Warren Zevon: My Ride’s Here

Warren Zevon
My Ride's Here

Aw-ooo! Though he’s old enough now to qualify for benefits from AARP, Warren Zevon’s rock ‘n’ roll heart continues to pound. Doubts may have crept in, perhaps, after restrained records like 1991’s Mr. Bad Example and 1995’s Mutineer, but on his latest, the low-voiced Californian stacks his songs with driving beats and zooming guitars to create hooks that’ll linger in your ears long after you walk away from the stereo. The result is an eclectic, catchy opus that equals and occasionally surpasses his last really great release, Sentimental Hygiene, which came out all the way back in 1987.
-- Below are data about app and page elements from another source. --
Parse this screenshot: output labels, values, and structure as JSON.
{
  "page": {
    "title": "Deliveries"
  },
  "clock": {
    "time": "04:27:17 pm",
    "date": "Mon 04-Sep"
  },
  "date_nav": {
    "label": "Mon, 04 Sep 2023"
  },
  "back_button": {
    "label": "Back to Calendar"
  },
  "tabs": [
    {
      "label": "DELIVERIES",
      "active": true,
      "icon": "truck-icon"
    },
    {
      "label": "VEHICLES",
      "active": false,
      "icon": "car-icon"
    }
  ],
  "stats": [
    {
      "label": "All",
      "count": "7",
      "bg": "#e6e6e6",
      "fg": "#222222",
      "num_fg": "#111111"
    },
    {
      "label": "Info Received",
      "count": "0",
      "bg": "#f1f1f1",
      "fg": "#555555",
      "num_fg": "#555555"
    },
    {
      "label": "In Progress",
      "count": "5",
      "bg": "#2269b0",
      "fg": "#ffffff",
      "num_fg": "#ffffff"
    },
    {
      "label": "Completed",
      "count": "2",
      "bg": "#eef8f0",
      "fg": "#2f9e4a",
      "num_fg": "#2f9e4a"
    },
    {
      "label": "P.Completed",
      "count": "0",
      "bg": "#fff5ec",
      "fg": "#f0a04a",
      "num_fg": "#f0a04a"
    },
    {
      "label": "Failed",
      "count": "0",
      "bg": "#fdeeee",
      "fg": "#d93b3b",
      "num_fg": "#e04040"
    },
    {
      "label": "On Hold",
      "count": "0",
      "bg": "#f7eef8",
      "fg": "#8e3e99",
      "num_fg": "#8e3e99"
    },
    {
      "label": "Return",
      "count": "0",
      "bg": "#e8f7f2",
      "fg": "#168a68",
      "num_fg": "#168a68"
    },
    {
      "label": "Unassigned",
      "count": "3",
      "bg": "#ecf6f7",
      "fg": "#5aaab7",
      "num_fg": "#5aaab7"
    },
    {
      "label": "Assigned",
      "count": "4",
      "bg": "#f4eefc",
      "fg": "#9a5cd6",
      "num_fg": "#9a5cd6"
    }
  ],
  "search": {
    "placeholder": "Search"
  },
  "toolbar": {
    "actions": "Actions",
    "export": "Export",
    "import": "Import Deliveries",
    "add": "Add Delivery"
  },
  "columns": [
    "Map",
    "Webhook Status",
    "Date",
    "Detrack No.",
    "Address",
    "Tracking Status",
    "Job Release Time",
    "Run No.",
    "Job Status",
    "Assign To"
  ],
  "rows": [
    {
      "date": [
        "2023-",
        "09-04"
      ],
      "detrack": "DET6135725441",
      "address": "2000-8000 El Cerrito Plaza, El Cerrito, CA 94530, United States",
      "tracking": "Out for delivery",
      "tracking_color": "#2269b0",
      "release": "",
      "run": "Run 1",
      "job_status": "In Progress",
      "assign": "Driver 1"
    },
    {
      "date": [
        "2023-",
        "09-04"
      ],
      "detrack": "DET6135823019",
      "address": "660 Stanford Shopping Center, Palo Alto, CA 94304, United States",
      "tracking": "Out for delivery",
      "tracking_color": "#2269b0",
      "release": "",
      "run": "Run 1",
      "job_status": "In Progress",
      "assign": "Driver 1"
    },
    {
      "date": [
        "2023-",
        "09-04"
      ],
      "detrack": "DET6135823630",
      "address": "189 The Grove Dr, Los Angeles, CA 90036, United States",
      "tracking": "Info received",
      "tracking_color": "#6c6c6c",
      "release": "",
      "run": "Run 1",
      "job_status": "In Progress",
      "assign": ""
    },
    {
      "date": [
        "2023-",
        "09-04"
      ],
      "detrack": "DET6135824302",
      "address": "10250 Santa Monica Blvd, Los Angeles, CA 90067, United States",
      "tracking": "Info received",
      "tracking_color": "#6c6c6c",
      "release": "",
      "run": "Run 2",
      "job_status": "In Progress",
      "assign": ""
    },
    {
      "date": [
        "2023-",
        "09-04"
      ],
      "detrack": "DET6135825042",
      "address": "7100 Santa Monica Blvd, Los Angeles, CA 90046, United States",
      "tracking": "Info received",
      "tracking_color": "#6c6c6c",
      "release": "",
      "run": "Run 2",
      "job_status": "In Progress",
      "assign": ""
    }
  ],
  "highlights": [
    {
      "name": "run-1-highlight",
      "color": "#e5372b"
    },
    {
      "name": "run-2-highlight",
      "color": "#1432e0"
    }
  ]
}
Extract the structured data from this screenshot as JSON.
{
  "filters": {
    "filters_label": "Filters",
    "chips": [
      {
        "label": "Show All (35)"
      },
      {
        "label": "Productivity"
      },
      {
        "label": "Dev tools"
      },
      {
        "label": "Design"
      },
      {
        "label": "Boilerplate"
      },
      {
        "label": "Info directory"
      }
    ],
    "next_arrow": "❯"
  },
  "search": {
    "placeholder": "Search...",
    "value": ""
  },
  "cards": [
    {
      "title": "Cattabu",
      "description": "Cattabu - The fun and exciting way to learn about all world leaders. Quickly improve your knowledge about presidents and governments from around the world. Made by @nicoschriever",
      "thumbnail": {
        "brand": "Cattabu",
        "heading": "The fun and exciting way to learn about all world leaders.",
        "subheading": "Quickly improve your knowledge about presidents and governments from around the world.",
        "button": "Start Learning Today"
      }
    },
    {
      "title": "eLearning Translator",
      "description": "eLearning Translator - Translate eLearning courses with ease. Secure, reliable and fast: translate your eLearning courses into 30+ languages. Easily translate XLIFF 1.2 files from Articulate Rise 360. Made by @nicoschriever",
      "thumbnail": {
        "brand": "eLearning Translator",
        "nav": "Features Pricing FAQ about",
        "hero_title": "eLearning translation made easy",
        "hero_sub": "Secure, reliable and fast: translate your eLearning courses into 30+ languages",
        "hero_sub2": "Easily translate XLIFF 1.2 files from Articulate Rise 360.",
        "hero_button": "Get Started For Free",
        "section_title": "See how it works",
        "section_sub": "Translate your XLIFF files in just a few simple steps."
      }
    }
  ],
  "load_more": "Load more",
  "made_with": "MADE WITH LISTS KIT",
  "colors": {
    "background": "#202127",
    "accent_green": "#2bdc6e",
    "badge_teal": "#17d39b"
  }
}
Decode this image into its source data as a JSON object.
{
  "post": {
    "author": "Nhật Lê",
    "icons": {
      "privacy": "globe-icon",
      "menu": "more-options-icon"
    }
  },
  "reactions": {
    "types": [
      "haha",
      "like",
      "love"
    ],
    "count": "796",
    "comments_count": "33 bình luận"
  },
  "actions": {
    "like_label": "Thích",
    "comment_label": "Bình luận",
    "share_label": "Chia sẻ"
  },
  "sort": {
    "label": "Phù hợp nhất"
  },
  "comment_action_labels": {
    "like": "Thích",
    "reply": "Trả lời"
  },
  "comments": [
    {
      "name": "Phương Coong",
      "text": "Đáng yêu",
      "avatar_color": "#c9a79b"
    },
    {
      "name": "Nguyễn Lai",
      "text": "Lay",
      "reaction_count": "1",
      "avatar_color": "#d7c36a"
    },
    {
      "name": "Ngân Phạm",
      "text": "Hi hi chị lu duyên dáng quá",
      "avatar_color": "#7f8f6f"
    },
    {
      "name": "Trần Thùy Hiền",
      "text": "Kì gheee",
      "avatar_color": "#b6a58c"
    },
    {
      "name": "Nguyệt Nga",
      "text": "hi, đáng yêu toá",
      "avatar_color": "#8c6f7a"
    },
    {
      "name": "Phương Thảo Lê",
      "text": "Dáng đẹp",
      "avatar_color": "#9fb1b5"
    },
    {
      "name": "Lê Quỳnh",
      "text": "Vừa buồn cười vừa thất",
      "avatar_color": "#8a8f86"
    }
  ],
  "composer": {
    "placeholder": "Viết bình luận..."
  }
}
As Zevon explains in the album’s press kit, My Ride’s Here is a meditation on death. The seriousness of the topic, however, doesn’t inhibit the songwriter from loading the tracks with his trademark irony. The opener “Sacrificial Lambs”, for example, looks at the end of mankind as we know it. But bombs won’t bring on the apocalypse, or famine or plague. Instead, it’ll be genetic engineering: “We’ve worked out the kinks / In your DNA / So sayonara, kid / Have a nice day”. “The Hockey Song”, a Dr. Demento-type novelty number, narrows in on the sad story of Buddy, a Canadian farm boy who specializes in hitting players on the ice. He’d rather score goals than hurt people, though, and after “twenty of years of waiting” he gets his chance to put a “biscuit in the basket”. Just as he shoots, unfortunately, another player coldcocks him and Buddy drops dead.

Although Zevon’s voice, guitar, and personality dominate the album’s 10 tracks, some well-known writers collaborated with him on the lyrics, including Carl Hiaasen and Mitch Albom. Hunter S. Thompson also contributes, having helped out on “You’re a Whole Different Person When You’re Scared”, one of the album’s best songs. In it, Zevon sings about a relationship that ends when an expatriate refuses to bring his lover back to the U.S.A. because “You didn’t want her hanging around / In the Kingdom of Fear”. The song is rather mean-spirited and vaguely paranoid, portraying the States as a place where “Dangerous creeps are everywhere”, but Zevon manages to make the lyrics sound deliciously melancholy — and almost hopeful — anyway.

A couple of covers also show up. With his daughter Ariel, for instance, Zevon performs Serge Gainsbourg’s trippy composition “Laissez-moi Tranquille”. Then there’s “I Have to Leave”, which his friend Dan McFarland wrote. On it, he strips the irony from his voice and lets the words fall gently as he tells someone — a girlfriend or a wife — “This time I have to leave / It’s all too clear / It’s plain to see / No use in hanging around / You’ll get by somehow”. This track, incidentally, presents a fairly pure example of Zevon’s penchant for blending contrasting musical styles together. That is, as he and bassist Seth Gomberg and drummer Anton Fig generate a ’60s California pop sound, Katy Salvidge’s pennywhistle materializes, giving the song some of the same richness that used to distinguish the Pogues.

Occasionally, though, Zevon’s playfulness gets the best of him. On “The Hockey Song”, for example, every time ‘guest singer’ David Letterman cries out “Hit someone!” the spell woven by the melody dissipates. Letterman’s voice, by the way, resembles a squeaky car door. And “Basket Case”, a song that pokes fun at mental illness, is too simple and obvious with its humor to get much of a laugh: “She’s manic-depressive and schizoid, too / The friskiest psycho that I ever knew”.

The bulk of the songs on this album, however, deliver more pleasure than pain. In fact, when Zevon drops the wise guy shtick, he often achieves the same enigmatic sweetness that seeped into Leonard Cohen’s music about 20 years ago. Such a sound these days — in this age of Papa Roach and Adema — is not only rare, it’s precious.